Members of the Executive Staff (standing, from left) Dr. Ahmad Chaudhry, interim vice president of academic affairs and dean of the Health Education Division; Cara Hamilton vice president of business affairs; Dan Cooper, chief of staff; Dr. Galen DeHay, president; Jenni Creamer, assistant vice president of College Transitions; Marcia Leake, associate vice president of human resources; and Grayson Kelly, vice president of institutional advancement and business relations; and (seated, from left) Dr. Chris Marino, director of institutional effectiveness; Linda Jameison, vice president of student support and engagement; and Karen Potter, senior director of strategic communications and engagement. 38 |


Top 5 Reasons to Attend Tri-County

1 77%

Tri-County has the HIGHEST STUDENT SUCCESS RATE

Tri-County has the

2 TOP 1%

HIGHEST TRANSFER RATE and ranks in the

among the 16 colleges in the SC Technical College System.

3

70%

of Tri-County’s operating budget is spent on STUDENTS.

4

Tri-County’s tuition is the

SECOND LOWEST

in the SC Technical College System.

5

Nearly

nationally for successful student transfer.

80%

of Students Receive

FREE FINANCIAL ASSISTANCE AND SCHOLARSHIPS.


Mailing Address Tri-County Technical College P. O. Box 587 Pendleton, SC 29670

Main Number: 864-646-TCTC (8282) Toll-Free Number Within 864 Area Code: 1-866-269-5677 TDD/Voice: 1-800-735-2905 www.tctc.edu

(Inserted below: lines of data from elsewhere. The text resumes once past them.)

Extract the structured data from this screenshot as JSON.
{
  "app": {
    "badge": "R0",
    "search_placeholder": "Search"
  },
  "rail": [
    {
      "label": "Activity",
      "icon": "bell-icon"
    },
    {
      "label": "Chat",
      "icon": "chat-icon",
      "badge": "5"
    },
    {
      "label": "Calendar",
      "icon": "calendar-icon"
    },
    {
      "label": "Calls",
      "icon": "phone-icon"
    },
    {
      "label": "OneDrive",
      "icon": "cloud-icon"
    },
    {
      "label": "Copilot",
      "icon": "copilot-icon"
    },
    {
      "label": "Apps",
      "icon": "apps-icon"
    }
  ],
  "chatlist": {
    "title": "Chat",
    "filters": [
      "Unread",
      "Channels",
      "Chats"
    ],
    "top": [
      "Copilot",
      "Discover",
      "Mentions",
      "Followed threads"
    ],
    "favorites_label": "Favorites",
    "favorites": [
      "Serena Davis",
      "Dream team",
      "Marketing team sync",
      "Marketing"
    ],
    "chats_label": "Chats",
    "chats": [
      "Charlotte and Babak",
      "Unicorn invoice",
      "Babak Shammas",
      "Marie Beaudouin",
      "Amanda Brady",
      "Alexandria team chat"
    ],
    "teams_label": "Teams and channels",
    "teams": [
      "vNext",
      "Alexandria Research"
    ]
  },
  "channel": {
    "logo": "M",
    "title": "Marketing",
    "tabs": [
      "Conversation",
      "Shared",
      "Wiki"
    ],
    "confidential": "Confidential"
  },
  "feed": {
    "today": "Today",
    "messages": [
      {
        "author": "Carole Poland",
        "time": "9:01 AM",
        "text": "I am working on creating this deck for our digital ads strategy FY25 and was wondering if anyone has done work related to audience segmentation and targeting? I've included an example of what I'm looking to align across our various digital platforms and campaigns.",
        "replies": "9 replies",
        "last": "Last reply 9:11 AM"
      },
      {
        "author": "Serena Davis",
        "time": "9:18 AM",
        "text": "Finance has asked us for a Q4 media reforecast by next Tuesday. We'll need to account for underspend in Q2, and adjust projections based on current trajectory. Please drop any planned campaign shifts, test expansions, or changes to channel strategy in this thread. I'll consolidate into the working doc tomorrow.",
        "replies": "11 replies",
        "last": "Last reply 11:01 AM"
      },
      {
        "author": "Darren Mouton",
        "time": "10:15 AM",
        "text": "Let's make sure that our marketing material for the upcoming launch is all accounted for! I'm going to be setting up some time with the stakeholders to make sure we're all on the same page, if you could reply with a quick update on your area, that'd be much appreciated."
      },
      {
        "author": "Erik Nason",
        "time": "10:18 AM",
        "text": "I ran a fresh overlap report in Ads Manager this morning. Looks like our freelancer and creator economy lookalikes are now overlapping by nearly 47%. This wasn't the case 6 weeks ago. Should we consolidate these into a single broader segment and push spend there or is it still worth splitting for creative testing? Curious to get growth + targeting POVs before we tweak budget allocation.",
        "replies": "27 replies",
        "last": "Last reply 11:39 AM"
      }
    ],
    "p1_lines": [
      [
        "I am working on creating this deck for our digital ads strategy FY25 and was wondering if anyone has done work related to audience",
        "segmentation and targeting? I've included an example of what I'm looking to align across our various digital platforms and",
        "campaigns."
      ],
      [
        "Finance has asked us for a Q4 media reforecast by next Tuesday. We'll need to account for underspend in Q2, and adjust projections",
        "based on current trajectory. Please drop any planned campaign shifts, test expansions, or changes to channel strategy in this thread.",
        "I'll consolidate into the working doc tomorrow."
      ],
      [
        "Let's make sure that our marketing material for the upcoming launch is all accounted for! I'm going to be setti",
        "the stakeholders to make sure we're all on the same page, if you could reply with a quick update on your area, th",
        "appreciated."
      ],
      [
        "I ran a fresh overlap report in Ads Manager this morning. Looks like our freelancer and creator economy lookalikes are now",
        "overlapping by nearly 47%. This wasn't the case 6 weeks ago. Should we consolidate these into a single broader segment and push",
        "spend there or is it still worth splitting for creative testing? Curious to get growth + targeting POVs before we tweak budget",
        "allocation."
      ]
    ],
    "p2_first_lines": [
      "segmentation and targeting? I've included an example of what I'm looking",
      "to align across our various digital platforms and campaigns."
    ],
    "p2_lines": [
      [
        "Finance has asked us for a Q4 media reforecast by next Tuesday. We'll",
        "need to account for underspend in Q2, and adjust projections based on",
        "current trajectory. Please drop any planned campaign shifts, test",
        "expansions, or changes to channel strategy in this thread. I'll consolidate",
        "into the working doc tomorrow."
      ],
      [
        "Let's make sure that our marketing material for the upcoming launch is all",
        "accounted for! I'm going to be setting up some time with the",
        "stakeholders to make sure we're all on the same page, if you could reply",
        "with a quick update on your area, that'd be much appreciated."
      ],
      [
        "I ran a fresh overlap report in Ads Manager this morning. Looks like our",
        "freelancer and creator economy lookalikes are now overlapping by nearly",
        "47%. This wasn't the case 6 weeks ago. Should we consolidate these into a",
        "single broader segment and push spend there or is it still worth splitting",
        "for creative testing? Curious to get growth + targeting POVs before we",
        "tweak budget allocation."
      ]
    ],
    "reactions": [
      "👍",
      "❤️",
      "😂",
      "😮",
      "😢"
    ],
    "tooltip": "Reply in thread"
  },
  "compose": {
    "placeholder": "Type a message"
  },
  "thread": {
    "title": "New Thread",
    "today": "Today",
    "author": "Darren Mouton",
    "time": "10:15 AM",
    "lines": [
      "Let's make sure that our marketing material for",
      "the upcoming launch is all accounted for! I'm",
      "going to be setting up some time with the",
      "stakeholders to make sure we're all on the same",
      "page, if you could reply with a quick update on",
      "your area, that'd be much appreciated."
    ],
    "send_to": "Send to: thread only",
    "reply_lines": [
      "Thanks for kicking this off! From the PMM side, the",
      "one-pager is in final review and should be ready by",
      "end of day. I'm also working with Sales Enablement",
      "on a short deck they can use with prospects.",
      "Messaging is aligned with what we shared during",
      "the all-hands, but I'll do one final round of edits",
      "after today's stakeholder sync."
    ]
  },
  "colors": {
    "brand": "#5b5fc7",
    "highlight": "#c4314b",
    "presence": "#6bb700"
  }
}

Pendleton Campus 7900 SC Highway 76 Pendleton, SC 29670 864-646-TCTC (8282)

Anderson Campus 511 Michelin Boulevard Anderson, SC 29625 864-260-6700

Easley Campus 1774 Powdersville Road Easley, SC 29642 864-220-8888

Tri-County Technical College is accredited by the Commission on Colleges of the Southern Association of Colleges and Schools to award the associate degree. Contact the Commission on Colleges at 1866 Southern Lane, Decatur, Georgia 30033-4097; or call 404-679-4500 for questions about the accreditation of Tri-County Technical College. Tri-County Technical College does not discriminate in admission or employment on the basis of race, color, religion, sex, qualifying disability, veteran’s status, age, or national origin.

FOLLOW US

@tctcedu

Oconee Campus 552 Education Way Westminster, SC 29693 864-613-1900

Profile for Gayle Arries

Tri-County Technical College 2019-2020 Annal Report  

Tri-County Technical College 2019-2020 Annal Report  

Recommendations could not be loaded

Recommendations could not be loaded

Recommendations could not be loaded

Recommendations could not be loaded